* **What the task requires**
In the records below, count every line that contains the word "duration" and report only the total.

Records from a dataset
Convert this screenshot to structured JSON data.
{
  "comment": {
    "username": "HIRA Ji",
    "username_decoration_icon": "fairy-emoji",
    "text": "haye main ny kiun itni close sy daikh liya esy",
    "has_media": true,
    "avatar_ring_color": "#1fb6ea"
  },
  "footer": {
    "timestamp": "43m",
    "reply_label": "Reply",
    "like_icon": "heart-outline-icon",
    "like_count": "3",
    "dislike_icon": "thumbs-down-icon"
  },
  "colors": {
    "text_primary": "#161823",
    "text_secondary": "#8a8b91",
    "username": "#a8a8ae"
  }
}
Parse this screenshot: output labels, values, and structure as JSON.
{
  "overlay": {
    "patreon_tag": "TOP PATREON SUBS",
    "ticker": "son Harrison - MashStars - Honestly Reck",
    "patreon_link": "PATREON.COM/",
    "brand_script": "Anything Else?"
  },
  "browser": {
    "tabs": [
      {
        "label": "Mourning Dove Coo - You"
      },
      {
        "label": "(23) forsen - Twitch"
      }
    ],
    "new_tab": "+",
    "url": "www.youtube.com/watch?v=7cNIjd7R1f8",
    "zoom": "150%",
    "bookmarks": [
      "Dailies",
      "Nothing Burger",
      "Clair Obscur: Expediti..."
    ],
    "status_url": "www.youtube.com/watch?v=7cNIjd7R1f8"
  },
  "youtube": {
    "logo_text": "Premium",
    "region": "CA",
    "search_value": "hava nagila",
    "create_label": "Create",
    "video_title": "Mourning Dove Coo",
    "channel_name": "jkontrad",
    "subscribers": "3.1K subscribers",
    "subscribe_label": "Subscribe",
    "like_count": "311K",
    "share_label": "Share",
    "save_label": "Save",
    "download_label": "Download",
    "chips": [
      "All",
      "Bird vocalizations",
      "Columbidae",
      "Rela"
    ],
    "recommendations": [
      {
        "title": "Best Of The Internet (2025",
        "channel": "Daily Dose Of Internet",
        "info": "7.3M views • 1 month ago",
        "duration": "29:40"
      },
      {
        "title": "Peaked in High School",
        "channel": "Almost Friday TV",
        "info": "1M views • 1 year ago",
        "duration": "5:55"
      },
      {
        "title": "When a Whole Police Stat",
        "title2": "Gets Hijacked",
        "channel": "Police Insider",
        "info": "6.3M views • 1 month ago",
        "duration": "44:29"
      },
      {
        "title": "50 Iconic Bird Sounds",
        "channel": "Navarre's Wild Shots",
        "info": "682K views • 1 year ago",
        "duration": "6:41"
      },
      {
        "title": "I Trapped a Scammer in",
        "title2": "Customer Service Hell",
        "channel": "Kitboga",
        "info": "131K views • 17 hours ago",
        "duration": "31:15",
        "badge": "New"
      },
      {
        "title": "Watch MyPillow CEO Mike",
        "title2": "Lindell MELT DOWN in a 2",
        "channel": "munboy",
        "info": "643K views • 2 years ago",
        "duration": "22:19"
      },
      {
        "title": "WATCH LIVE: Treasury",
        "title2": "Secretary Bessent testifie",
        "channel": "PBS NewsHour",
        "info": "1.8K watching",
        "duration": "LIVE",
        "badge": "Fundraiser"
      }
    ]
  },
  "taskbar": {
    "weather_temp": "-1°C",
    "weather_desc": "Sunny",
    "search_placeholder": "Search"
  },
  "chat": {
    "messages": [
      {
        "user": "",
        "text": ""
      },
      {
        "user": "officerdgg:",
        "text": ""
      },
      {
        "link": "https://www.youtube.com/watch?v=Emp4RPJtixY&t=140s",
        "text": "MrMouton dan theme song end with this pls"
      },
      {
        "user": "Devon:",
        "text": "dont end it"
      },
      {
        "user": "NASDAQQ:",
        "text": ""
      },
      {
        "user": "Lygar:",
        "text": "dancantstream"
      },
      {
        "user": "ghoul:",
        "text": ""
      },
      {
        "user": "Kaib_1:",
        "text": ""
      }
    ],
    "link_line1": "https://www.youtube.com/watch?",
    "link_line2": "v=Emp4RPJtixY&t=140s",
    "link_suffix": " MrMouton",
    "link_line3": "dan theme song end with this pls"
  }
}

* **Answer to this exercise**
7